Packaging

This time I wanted to package my project into an .exe that could be run independently of python. To do this I used the cx_Freeze module. I created a setup file that specified which files I’d like included in my build, and then ran:

setup.py build

from the command line, in the scope of the folder that setup.py was in. This was easier than expected, especially considering I’d had problems before trying to use pyinstaller, which seems to be the recommended packaging module.

This made me a lovley wee .exe with a folder that had the json files required for running the program, along with all the associated python modules! Very pleased with this result.

Engine Options for Launcher Tool

My launcher can now launch an engine project along with max!
This one was much simpler – rather than looking to set a folder to save in, I’m just opening a project file.

The tricky part with this was knowing which project was associated with which profile. (The tool has multiple “profiles” for switching between different projects) I had made some real nasty non-scale-able code, using the same name for various entries in the json to iterate over them. This seemed good at the time, but is useless when I need to read multiple entries! I’ve done another hacky tack on to fix it (no doubt I’m going to kick myself for it later) by adding a list with every profile in it that is populated from the json file. The index of these is then used to look up a specific file name in the json. (Writing it down makes me realize how badly planned this whole script was…ugh.)

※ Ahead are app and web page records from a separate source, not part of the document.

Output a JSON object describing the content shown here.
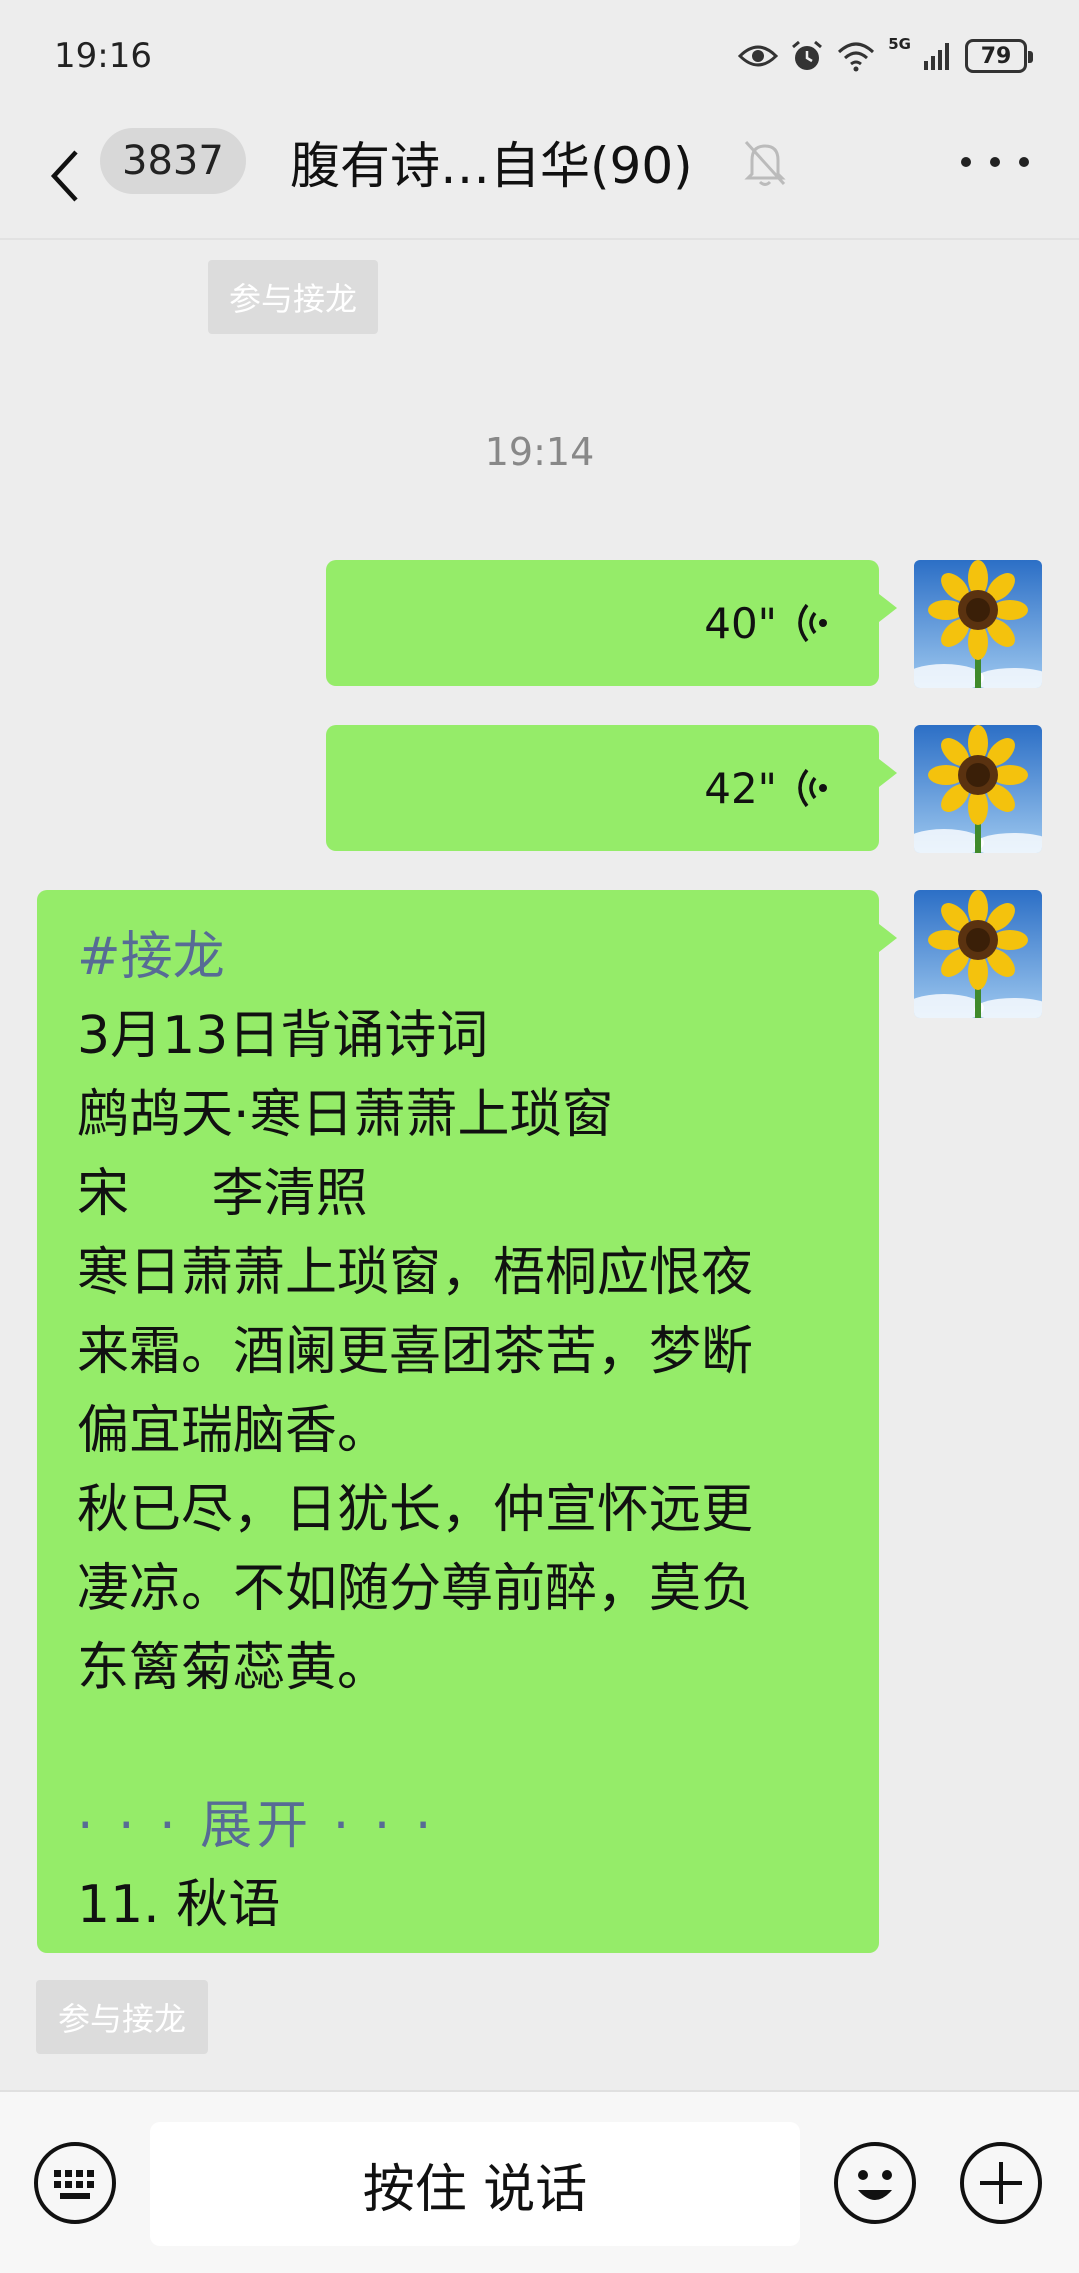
{
  "status_bar": {
    "time": "19:16",
    "battery": "79",
    "network": "5G"
  },
  "nav": {
    "unread_count": "3837",
    "title": "腹有诗…自华(90)"
  },
  "join_chip_top": "参与接龙",
  "timestamp": "19:14",
  "voice_messages": [
    {
      "duration": "40\""
    },
    {
      "duration": "42\""
    }
  ],
  "text_message": {
    "tag": "#接龙",
    "lines": [
      "3月13日背诵诗词",
      "鹧鸪天·寒日萧萧上琐窗",
      "宋     李清照",
      "寒日萧萧上琐窗，梧桐应恨夜",
      "来霜。酒阑更喜团茶苦，梦断",
      "偏宜瑞脑香。",
      "秋已尽，日犹长，仲宣怀远更",
      "凄凉。不如随分尊前醉，莫负",
      "东篱菊蕊黄。"
    ],
    "expand_label": "· · · 展开 · · ·",
    "last_entry": "11. 秋语"
  },
  "join_chip_bottom": "参与接龙",
  "input_bar": {
    "hold_to_talk": "按住 说话"
  },
  "colors": {
    "bubble_green": "#95ec69",
    "link_blue": "#576b95",
    "background": "#ededed"
  }
}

Oh well! Onwards to more hacky nonsence! Got some fixes to the edit feature to do, bit of clean up with error messages and then onto photoshop support I guess!

launcher